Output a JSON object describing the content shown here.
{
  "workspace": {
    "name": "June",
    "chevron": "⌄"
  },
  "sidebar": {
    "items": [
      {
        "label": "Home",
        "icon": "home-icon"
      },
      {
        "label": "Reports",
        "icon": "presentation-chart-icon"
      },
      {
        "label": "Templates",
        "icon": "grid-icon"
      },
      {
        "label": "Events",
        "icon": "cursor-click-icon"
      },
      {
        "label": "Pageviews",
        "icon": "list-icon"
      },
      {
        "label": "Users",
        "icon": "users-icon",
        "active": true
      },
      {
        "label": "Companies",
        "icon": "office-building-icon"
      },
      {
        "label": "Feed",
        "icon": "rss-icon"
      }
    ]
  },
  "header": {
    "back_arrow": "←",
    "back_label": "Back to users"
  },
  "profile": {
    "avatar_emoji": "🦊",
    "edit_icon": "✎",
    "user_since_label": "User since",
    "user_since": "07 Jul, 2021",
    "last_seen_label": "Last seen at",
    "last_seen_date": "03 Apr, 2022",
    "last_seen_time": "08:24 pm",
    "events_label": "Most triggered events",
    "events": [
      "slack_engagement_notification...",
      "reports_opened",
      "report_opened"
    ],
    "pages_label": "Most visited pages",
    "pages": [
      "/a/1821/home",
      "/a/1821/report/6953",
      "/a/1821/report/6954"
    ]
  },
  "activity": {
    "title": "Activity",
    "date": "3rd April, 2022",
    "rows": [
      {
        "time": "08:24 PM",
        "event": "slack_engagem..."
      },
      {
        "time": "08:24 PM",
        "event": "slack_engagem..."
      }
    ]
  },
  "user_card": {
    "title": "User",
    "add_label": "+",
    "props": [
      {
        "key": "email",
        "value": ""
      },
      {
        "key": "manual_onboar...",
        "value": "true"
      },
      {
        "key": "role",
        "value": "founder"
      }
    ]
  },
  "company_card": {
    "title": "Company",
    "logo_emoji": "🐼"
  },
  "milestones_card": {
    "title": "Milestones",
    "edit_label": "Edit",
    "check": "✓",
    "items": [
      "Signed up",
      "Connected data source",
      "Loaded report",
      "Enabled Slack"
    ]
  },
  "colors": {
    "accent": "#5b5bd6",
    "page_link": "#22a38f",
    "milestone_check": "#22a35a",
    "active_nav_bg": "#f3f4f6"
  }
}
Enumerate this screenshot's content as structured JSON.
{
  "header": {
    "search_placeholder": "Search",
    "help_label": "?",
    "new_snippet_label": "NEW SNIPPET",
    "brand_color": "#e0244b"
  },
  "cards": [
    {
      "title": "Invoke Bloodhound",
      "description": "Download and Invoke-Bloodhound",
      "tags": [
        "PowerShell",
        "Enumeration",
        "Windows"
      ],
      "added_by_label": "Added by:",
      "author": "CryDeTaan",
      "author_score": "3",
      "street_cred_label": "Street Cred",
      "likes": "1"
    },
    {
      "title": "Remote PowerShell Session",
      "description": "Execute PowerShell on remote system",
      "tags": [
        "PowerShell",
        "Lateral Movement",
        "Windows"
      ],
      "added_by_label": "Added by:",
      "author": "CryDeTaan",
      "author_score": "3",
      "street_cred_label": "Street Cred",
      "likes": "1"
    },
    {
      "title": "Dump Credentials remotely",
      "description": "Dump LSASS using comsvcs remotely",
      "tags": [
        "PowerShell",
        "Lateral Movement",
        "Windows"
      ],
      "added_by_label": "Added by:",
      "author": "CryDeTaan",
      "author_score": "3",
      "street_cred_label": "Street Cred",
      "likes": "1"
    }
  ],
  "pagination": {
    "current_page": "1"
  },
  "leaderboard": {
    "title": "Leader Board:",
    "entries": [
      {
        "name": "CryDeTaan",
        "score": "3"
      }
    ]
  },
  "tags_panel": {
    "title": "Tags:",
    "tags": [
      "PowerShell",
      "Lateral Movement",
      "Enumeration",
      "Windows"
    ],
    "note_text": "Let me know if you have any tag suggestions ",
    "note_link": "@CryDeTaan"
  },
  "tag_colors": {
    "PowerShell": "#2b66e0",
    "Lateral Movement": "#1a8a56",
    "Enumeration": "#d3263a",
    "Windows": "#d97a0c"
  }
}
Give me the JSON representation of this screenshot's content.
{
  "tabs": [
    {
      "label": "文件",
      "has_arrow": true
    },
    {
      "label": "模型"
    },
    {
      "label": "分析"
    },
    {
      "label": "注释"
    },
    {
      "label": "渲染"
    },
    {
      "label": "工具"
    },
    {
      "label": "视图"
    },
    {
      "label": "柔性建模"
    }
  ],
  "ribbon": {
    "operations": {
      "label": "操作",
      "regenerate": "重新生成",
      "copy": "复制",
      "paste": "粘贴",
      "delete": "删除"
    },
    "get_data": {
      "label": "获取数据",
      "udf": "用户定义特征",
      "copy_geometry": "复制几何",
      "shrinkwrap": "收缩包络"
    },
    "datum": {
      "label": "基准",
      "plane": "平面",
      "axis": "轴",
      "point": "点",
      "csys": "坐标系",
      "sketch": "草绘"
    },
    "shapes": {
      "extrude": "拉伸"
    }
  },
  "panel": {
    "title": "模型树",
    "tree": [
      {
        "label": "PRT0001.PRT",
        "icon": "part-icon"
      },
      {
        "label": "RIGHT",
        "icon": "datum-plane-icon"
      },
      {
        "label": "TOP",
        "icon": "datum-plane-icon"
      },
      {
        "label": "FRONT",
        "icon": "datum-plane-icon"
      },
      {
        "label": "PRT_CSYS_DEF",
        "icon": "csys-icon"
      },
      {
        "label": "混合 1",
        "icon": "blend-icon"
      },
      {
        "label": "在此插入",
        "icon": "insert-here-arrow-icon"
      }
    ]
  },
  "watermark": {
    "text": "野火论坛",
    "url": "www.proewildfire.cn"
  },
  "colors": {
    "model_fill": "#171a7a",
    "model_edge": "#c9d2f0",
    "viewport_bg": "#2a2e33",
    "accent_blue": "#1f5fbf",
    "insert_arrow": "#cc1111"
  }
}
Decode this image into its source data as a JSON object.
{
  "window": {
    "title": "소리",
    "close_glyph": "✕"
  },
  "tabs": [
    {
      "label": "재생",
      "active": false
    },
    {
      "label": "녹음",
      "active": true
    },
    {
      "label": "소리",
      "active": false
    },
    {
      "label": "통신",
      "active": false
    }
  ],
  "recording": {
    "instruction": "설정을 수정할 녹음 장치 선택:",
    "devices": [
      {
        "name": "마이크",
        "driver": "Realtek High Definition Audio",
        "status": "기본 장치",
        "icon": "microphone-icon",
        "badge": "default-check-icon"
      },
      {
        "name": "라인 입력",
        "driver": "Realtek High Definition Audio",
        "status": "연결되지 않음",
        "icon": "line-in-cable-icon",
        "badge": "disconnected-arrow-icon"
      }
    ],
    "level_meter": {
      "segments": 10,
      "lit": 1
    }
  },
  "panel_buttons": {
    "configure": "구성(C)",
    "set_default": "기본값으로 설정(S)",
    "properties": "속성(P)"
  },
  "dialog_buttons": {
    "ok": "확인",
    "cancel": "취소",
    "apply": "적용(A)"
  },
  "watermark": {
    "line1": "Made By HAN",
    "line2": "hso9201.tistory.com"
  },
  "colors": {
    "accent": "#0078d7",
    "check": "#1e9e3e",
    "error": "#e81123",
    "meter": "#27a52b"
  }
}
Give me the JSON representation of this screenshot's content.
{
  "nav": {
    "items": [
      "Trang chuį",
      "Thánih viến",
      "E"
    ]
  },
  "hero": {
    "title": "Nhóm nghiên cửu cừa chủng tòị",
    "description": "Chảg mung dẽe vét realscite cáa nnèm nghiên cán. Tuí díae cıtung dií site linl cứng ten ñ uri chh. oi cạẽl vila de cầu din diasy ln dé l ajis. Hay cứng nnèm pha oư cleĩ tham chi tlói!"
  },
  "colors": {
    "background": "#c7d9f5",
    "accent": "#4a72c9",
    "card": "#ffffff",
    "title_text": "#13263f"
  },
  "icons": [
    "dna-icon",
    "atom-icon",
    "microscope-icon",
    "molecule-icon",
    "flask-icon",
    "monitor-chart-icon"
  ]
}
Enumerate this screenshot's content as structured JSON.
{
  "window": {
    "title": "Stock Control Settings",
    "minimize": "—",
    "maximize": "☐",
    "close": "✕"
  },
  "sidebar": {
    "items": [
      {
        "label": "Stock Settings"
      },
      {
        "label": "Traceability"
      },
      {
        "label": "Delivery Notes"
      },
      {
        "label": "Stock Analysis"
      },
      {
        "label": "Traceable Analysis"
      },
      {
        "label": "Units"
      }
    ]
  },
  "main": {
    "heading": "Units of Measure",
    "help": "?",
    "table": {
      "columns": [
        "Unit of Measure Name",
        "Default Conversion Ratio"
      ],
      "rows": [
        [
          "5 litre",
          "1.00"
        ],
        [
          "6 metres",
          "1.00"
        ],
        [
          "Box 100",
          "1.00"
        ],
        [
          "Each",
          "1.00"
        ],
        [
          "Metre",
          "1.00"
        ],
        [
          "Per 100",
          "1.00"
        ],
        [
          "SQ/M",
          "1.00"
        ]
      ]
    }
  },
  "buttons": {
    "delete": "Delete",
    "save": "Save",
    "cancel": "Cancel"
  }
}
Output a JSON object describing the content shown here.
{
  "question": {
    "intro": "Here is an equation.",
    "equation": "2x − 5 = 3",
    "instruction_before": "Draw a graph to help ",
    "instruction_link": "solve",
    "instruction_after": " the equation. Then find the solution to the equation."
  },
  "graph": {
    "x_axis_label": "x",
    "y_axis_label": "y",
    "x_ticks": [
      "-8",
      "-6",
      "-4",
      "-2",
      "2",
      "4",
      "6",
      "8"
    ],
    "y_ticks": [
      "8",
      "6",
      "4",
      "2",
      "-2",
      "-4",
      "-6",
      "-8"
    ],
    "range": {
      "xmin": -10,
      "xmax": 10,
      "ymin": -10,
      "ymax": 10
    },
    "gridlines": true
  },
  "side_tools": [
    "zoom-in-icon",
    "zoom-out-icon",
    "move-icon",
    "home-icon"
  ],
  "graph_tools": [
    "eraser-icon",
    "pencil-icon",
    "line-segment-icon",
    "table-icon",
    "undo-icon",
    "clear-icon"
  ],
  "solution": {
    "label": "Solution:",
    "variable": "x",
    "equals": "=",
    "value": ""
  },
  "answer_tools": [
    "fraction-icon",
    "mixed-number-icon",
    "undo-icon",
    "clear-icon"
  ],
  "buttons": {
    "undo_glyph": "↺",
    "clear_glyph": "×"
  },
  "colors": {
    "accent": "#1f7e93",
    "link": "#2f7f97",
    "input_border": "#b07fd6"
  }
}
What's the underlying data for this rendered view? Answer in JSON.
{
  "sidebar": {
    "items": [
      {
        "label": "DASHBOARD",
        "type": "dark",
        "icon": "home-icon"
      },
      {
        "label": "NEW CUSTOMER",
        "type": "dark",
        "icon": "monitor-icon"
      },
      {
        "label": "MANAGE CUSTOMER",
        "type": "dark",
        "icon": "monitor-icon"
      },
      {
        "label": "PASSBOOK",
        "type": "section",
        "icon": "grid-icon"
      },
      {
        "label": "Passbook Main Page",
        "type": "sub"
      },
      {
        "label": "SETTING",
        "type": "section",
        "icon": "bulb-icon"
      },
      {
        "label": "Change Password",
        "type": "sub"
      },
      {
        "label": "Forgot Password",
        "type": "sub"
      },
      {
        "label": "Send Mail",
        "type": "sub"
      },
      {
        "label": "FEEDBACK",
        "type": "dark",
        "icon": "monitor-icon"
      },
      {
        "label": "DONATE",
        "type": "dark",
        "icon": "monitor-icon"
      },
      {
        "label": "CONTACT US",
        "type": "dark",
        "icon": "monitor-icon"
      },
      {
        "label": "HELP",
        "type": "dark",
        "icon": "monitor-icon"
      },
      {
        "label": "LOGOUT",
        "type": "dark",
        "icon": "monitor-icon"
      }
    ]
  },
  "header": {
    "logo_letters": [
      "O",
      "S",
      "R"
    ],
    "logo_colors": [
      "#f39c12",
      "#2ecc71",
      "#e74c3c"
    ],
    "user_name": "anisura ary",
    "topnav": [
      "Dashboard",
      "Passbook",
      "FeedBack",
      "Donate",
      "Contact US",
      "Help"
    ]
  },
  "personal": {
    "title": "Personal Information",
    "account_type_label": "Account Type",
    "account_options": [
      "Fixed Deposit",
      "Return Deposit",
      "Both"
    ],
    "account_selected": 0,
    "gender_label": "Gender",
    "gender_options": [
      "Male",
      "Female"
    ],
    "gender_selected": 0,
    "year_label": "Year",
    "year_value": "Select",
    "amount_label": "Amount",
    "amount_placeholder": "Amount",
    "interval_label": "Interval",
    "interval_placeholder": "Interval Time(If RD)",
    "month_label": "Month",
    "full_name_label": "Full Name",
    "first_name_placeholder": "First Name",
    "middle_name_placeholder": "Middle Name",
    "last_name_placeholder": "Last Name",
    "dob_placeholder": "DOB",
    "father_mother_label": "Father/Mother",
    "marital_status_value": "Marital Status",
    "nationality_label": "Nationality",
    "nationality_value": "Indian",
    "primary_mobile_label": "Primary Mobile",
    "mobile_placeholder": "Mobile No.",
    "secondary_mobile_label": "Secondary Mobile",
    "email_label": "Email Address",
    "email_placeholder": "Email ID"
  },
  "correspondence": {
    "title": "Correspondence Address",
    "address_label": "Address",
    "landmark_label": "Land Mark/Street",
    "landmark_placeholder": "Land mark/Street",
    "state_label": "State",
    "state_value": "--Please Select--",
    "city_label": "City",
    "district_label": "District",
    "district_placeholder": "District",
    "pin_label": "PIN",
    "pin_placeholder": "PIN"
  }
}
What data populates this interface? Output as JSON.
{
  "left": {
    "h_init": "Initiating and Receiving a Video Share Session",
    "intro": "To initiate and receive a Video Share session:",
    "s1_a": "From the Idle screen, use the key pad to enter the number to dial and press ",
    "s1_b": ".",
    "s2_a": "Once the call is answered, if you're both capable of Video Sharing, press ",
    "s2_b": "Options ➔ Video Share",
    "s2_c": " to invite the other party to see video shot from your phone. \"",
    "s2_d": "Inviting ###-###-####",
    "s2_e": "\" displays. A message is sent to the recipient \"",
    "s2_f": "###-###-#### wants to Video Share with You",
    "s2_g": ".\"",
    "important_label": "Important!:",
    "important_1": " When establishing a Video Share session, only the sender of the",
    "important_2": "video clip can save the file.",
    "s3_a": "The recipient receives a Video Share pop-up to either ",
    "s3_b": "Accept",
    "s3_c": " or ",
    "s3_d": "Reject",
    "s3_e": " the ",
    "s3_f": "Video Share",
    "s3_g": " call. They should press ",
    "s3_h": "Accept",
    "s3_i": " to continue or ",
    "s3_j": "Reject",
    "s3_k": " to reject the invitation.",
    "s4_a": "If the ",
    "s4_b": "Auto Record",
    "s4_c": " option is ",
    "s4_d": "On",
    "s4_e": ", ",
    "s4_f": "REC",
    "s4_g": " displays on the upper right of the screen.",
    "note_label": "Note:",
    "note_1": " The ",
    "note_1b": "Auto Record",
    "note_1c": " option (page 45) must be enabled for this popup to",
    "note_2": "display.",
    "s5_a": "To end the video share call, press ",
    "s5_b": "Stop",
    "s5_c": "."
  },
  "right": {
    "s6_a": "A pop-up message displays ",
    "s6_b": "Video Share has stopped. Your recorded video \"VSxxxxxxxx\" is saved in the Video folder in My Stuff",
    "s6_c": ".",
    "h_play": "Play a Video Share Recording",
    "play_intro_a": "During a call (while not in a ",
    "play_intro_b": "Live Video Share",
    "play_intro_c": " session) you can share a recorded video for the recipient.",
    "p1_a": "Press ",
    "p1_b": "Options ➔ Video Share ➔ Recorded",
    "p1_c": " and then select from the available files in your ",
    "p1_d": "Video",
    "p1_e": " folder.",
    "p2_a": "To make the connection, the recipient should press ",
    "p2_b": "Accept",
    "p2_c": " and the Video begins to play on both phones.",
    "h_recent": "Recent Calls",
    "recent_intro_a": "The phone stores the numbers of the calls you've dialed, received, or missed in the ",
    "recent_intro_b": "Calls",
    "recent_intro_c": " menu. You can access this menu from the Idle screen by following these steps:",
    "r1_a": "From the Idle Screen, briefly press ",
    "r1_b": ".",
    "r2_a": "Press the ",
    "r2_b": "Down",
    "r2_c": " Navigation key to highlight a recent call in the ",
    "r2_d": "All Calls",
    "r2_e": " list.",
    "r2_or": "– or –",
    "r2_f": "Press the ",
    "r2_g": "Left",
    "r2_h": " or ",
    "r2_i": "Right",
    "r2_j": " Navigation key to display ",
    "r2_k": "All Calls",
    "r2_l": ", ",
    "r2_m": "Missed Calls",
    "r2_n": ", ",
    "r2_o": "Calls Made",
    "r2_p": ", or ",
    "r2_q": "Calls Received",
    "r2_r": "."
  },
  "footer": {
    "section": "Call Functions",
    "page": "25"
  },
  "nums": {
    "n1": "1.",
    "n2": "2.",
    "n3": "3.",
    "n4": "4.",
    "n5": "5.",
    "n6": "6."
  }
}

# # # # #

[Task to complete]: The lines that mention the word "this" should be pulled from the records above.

[The completed task]:
Enumerate this screenshot's content as structured JSON.
Give me the JSON representation of this screenshot's content.
Decode this image into its source data as a JSON object.
Give me the JSON representation of this screenshot's content.
Enumerate this screenshot's content as structured JSON.
What's the underlying data for this rendered view? Answer in JSON.
What data populates this interface? Output as JSON.
    "note_1c": " option (page 45) must be enabled for this popup to",
    "recent_intro_c": " menu. You can access this menu from the Idle screen by following these steps:",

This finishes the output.